»»

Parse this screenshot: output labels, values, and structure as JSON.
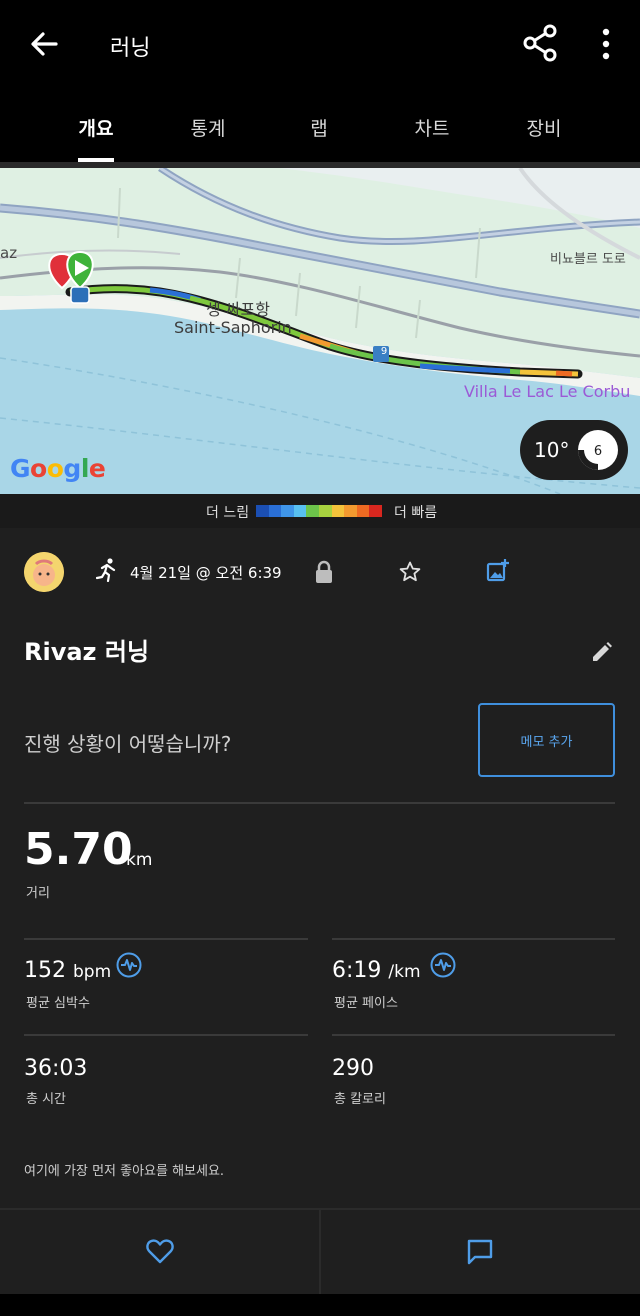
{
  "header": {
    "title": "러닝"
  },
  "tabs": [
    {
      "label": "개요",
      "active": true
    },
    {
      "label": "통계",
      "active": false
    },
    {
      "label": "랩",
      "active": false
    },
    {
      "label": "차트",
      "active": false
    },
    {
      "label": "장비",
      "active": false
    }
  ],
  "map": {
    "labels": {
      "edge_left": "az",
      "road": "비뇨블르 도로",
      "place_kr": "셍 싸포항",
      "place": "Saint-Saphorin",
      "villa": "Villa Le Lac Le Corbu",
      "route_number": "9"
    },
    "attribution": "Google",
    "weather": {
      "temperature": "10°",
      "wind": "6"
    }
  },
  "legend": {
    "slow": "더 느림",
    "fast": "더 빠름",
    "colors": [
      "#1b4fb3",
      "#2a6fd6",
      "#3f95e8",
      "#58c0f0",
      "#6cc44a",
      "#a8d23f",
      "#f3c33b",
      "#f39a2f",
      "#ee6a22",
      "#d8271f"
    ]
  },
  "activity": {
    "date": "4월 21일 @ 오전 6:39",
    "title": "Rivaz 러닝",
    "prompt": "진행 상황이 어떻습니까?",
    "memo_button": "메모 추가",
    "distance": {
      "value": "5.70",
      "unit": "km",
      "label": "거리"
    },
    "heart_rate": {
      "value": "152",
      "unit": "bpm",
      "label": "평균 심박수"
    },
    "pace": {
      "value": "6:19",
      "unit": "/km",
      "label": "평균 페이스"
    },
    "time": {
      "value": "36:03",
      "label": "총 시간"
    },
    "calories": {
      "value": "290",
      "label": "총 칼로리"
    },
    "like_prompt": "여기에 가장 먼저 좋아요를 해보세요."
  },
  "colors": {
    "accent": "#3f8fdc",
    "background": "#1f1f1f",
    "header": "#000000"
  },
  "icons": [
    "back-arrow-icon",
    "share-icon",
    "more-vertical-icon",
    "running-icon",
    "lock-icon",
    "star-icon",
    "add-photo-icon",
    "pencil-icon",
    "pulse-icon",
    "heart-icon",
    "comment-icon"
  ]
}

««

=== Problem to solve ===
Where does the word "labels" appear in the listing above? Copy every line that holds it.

=== Your response ===
Parse this screenshot: output labels, values, and structure as JSON.
    "labels": {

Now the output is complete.